Dear Guidance Counselor: I am a 22-year-old virgin. I am emailing you because I need some sound advice. I have a strong hatred for humanity and people in general, so whenever I am around people, men or women, I feel the need to drop kick them. I could never date a girl that is religious for reasons that are quite obvious, so that eliminates a good portion of the population. I mainly listen to death metal and hardcore, as a rule of thumb if a band or artist is on the radio, I despise them. Not because they are on the radio but because roughly 95% of the music on the radio is god awful, and it appears that women listen to this music a lot. Not only that but they don't seem too into death metal or hardcore, so on the off chance that I have one in the car with me, they are immediately put off by this music. I also watch a gross amount of sports, mainly combat sports, anything that is violent really, as well as baseball (obviously), hockey, football, NASCAR, not the NBA 'cause James Dolan will never let the Knicks win a championship. I should also add that I don't drink or do any drugs, it isn't as if I think these things are bad, quite the opposite; I think weed, mushrooms and things such as that are quite important in life, and drinking keeps people sane for the most part when they don't abuse it, these things just aren't for me. So going to a bar and hitting on drunk women seems morally wrong when I'm stone cold sober. In saying this I do have a 70-grade personality without question, it can play up to a 80 in the correct environment, mainly because my political correctness is non-existent. This isn't to say that I'm your typical young asshole, my personality is hard to describe. The closest thing I can come to a comp is a 22-year-old George Costanza who isn't tied up by being a fictional character on network television so he can swear. So, as you can tell by this poorly written and extremely incoherent email, what should I do?
The Guidance Counselor: You sound like quite the catch. You also sound like a sociopath, or at least a person who can boast about sharing some of the key behavioral characteristics with a sociopath. We can spot our own. I would recommend finding a girl of equal genetic complication, one that shares in your interests so you won’t have to subject someone from the social proletariat to your refined taste in metal or hardcore, and you won’t have to drop kick them when your highly excitable blood achieves a boil. If your personality is indeed a plus-plus weapon—which based on your biography sounds like a generous grade—but if you can put a 70 on your personality, you don’t need any advice on the dating front. A great personality is a great disguise for our imperfections, be they physical or emotional. Over time, a great personality becomes a great minimizer of flaw; the disguise no longer shields others from our defects as much as it lessens the intensity of the actual defects in question. I’m sure if your personality is as well above-average as you claim, the fact that you have other shortcomings won’t matter much in the end. Best of luck to you.

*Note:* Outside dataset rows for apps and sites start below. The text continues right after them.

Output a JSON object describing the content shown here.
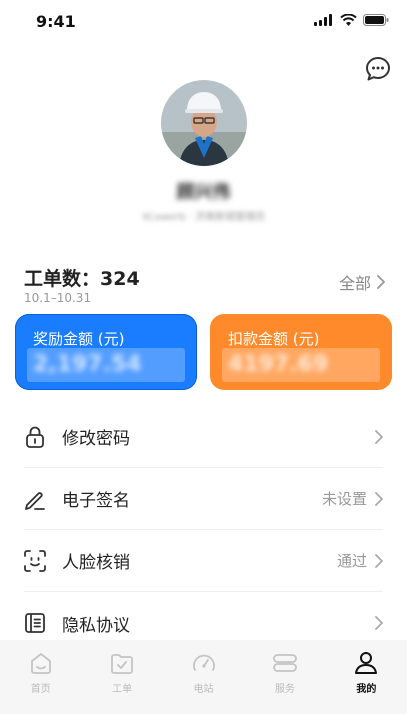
{
  "status_bar": {
    "time": "9:41"
  },
  "profile": {
    "name": "顾兴伟",
    "subtitle": "XCawerb · 济南新城管理员"
  },
  "orders": {
    "label": "工单数：324",
    "date_range": "10.1–10.31",
    "all_link": "全部"
  },
  "cards": {
    "reward": {
      "title": "奖励金额 (元)",
      "value": "2,197.54",
      "color": "#1a7cff"
    },
    "deduction": {
      "title": "扣款金额 (元)",
      "value": "4197.69",
      "color": "#ff8a2c"
    }
  },
  "menu": {
    "items": [
      {
        "label": "修改密码",
        "value": "",
        "icon": "lock-icon"
      },
      {
        "label": "电子签名",
        "value": "未设置",
        "icon": "pen-icon"
      },
      {
        "label": "人脸核销",
        "value": "通过",
        "icon": "face-scan-icon"
      },
      {
        "label": "隐私协议",
        "value": "",
        "icon": "document-icon"
      }
    ]
  },
  "tabbar": {
    "items": [
      {
        "label": "首页",
        "icon": "home-icon",
        "active": false
      },
      {
        "label": "工单",
        "icon": "clipboard-icon",
        "active": false
      },
      {
        "label": "电站",
        "icon": "gauge-icon",
        "active": false
      },
      {
        "label": "服务",
        "icon": "service-icon",
        "active": false
      },
      {
        "label": "我的",
        "icon": "person-icon",
        "active": true
      }
    ]
  }
}
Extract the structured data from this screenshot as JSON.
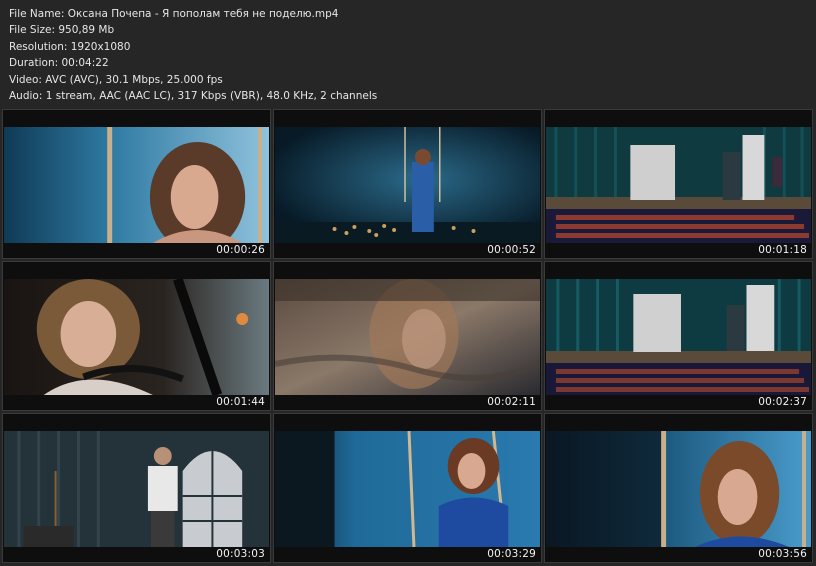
{
  "file_info": {
    "name_line": "File Name: Оксана Почепа - Я пополам тебя не поделю.mp4",
    "size_line": "File Size: 950,89 Mb",
    "resolution_line": "Resolution: 1920x1080",
    "duration_line": "Duration: 00:04:22",
    "video_line": "Video: AVC (AVC), 30.1 Mbps, 25.000 fps",
    "audio_line": "Audio: 1 stream, AAC (AAC LC), 317 Kbps (VBR), 48.0 KHz, 2 channels"
  },
  "thumbnails": [
    {
      "time": "00:00:26"
    },
    {
      "time": "00:00:52"
    },
    {
      "time": "00:01:18"
    },
    {
      "time": "00:01:44"
    },
    {
      "time": "00:02:11"
    },
    {
      "time": "00:02:37"
    },
    {
      "time": "00:03:03"
    },
    {
      "time": "00:03:29"
    },
    {
      "time": "00:03:56"
    }
  ]
}
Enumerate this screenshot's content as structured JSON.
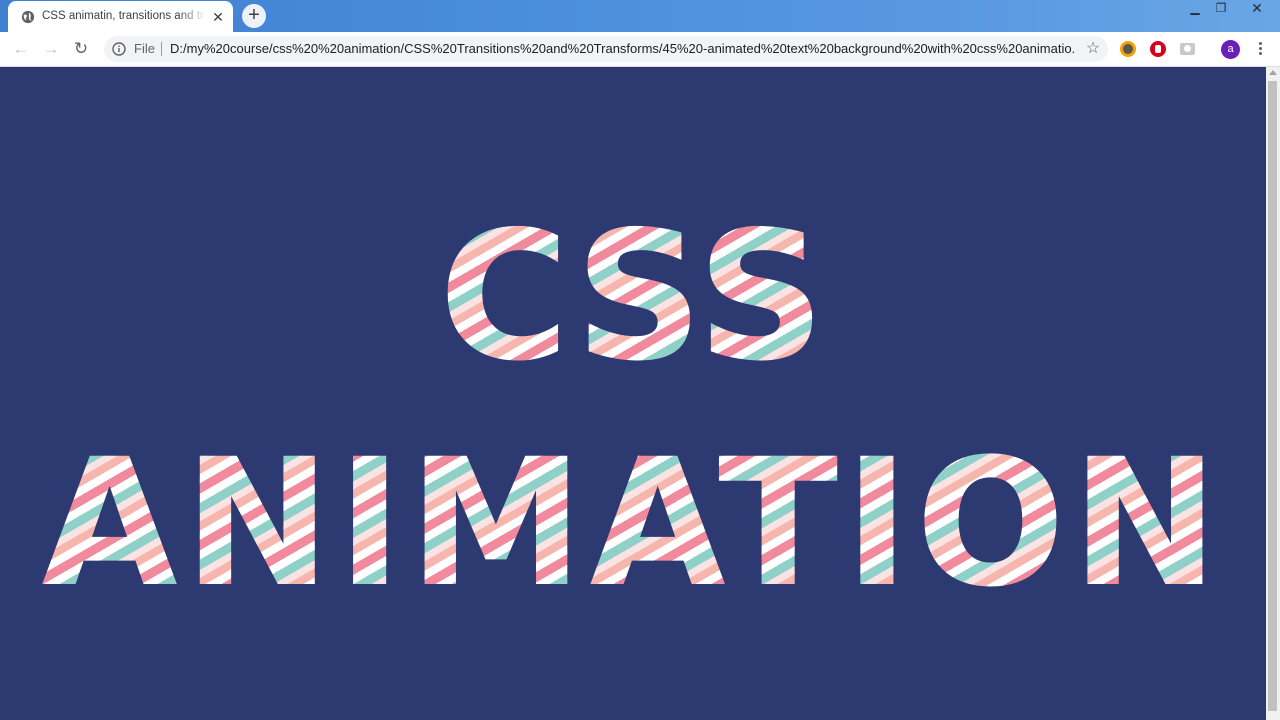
{
  "browser": {
    "tab": {
      "title": "CSS animatin, transitions and transforms",
      "close_glyph": "✕",
      "favicon": "globe-icon"
    },
    "new_tab_glyph": "+",
    "window_controls": {
      "minimize": "▁",
      "maximize": "❐",
      "close": "✕"
    },
    "toolbar": {
      "back_glyph": "←",
      "forward_glyph": "→",
      "reload_glyph": "↻",
      "file_label": "File",
      "url": "D:/my%20course/css%20%20animation/CSS%20Transitions%20and%20Transforms/45%20-animated%20text%20background%20with%20css%20animatio...",
      "star_glyph": "☆",
      "profile_initial": "a",
      "extensions": [
        "extension-icon-1",
        "adblock-icon",
        "camera-icon"
      ]
    }
  },
  "page": {
    "line1": "CSS",
    "line2": "ANIMATION",
    "colors": {
      "background": "#2d3a72",
      "stripe_pink": "#f08a9c",
      "stripe_teal": "#8fd0c9",
      "stripe_peach": "#f6b5ad",
      "stripe_white": "#ffffff"
    }
  }
}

Seeking advice? Contact the Guidance Counselor at firstname.lastname@example.org